> [WORK ITEM]: Pull out each line of the records holding the string "课程模式S".
BEGIN RECORDED INFORMATION
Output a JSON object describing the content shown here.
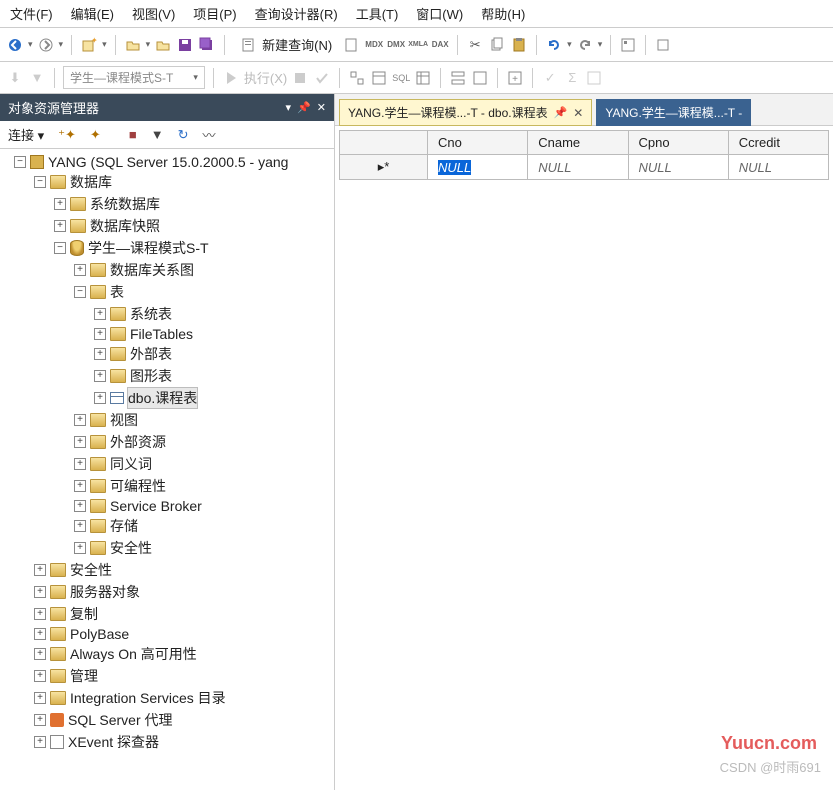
{
  "menu": [
    "文件(F)",
    "编辑(E)",
    "视图(V)",
    "项目(P)",
    "查询设计器(R)",
    "工具(T)",
    "窗口(W)",
    "帮助(H)"
  ],
  "toolbar": {
    "new_query": "新建查询(N)"
  },
  "dropdown": {
    "value": "学生—课程模式S-T"
  },
  "toolbar2": {
    "execute": "执行(X)"
  },
  "panel": {
    "title": "对象资源管理器",
    "connect": "连接"
  },
  "tree": {
    "root": "YANG (SQL Server 15.0.2000.5 - yang",
    "databases": "数据库",
    "sys_db": "系统数据库",
    "db_snap": "数据库快照",
    "student_db": "学生—课程模式S-T",
    "rel_diag": "数据库关系图",
    "tables": "表",
    "sys_tables": "系统表",
    "file_tables": "FileTables",
    "ext_tables": "外部表",
    "graph_tables": "图形表",
    "course_table": "dbo.课程表",
    "views": "视图",
    "ext_res": "外部资源",
    "synonyms": "同义词",
    "programmability": "可编程性",
    "service_broker": "Service Broker",
    "storage": "存储",
    "security_inner": "安全性",
    "security": "安全性",
    "server_obj": "服务器对象",
    "replication": "复制",
    "polybase": "PolyBase",
    "always_on": "Always On 高可用性",
    "management": "管理",
    "int_svc": "Integration Services 目录",
    "sql_agent": "SQL Server 代理",
    "xevent": "XEvent 探查器"
  },
  "tabs": {
    "active": "YANG.学生—课程模...-T - dbo.课程表",
    "inactive": "YANG.学生—课程模...-T -"
  },
  "grid": {
    "cols": [
      "Cno",
      "Cname",
      "Cpno",
      "Ccredit"
    ],
    "rowmark": "▸*",
    "nulls": [
      "NULL",
      "NULL",
      "NULL",
      "NULL"
    ]
  },
  "watermark": "Yuucn.com",
  "csdn": "CSDN @时雨691"
}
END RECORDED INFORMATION
> [TASK RESPONSE]:
    "value": "学生—课程模式S-T"
    "student_db": "学生—课程模式S-T",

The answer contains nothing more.